Well we are Kenyans and I am sure we have no ski resorts ( to my knowledge ) and not everyone understands or appreciates yoga, but after this, I just might enroll.
We, women, struggle with weight before pregnancy and it becomes a nightmare after that bundle of Joy comes home. I have heard my aunt's advice, my cousins, that all that baby fat will disappear after breastfeeding. What if there is something you can do to prevent the baby fat from developing all together?
I suspect the Dutch of Cambridge and her family doctor might know the secret. I have noticed that she did not add any excess baby fat in any of her three pregnancies making it ridiculously easy for her to bounce back to her beautiful self.
The fact is, having a baby changes every woman. A lot. Not that we'd know it from what we see on TV and in magazines as an endless parade of supermodel moms make it look easy to be birthing a baby one week and walking a catwalk or red carpet the next.
Experts say that the uterus will naturally shrink back down to it's normal "walnut" size within six to eight weeks, no extra work necessary—which is why many doctors advise women to wait until after that point to resume regular exercise routines.
So what do you need to ensure your walnut does shrink back to its size?
- Start pregnancy at a healthy weight if possible
Eat right and exercise
- Eat moderately and often
Choose foods that pack a big nutritional punch and help you feel satisfied such as meals that are high in lean proteins, fruits, and vegetables. Then choose healthy snacks between meals.
"Eating a healthy snack every three hours should help you avoid overdoing it at mealtimes," advises dietitian Frances Largeman-Roth, author of Feed the Belly: The Pregnant Mom's Healthy Eating Guide. Not only will you be providing good nutrition for your baby, but your blood sugar will stay level throughout the day so you're less likely to feel starving at dinnertime.

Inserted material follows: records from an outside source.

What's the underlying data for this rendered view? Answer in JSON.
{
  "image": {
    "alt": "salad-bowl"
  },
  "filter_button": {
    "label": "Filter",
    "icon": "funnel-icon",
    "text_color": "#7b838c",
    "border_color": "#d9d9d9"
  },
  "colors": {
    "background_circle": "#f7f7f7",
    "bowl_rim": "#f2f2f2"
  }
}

Fruit with lots of fiber and high water content – like grapefruit, oranges, apples, berries, pears, and plums – can also help you feel full and keep constipation at bay.
- Drink up (water, that is)
It's important to avoid dehydration during pregnancy – and drinking enough water has the added benefit of helping you feel satisfied between meals and snacks.
The Medical Institute advises pregnant women to drink 5 liters of water or other beverages each day. Some nutritionists suggest adding more for each hour of light activity. Largeman-Roth recommends three liters of water daily or 101 fluid ounces.
Other experts suggest monitoring urine color: If it's dark yellow or cloudy, your body needs more fluids. Sip throughout the day to keep your urine color pale yellow or clear – a sign of proper hydration.
- Start a simple walking regime
Walking is not just important for managing weight gain it also helps reduce aches and pains at the end of the pregnancy.
Walking will keep you and your baby’s weight in check. It will help achieve healthy baby weight, thereby making the delivery process easy and natural.
It also reduces cholesterol, thus balancing blood pressure levels during pregnancy.
- Breastfeed if you can
While this tip won't help during pregnancy, it's worth knowing that breastfeeding can help you meet your goals for healthy weight loss afterward.
"Breastfeeding is the best fix for losing the extra weight you've gained during pregnancy," says Hobel.
When breastfeeding goes well, it burns 500 calories daily. Also, birth and the body changes that happen in the first six weeks postpartum should help you drop your first 20 pounds (just from the baby, placenta, and water weight leaving your body). It's a great jump start to losing your pregnancy weight.
Hopefully, it's not too late for me but I do need to start working out and not just watching people work out.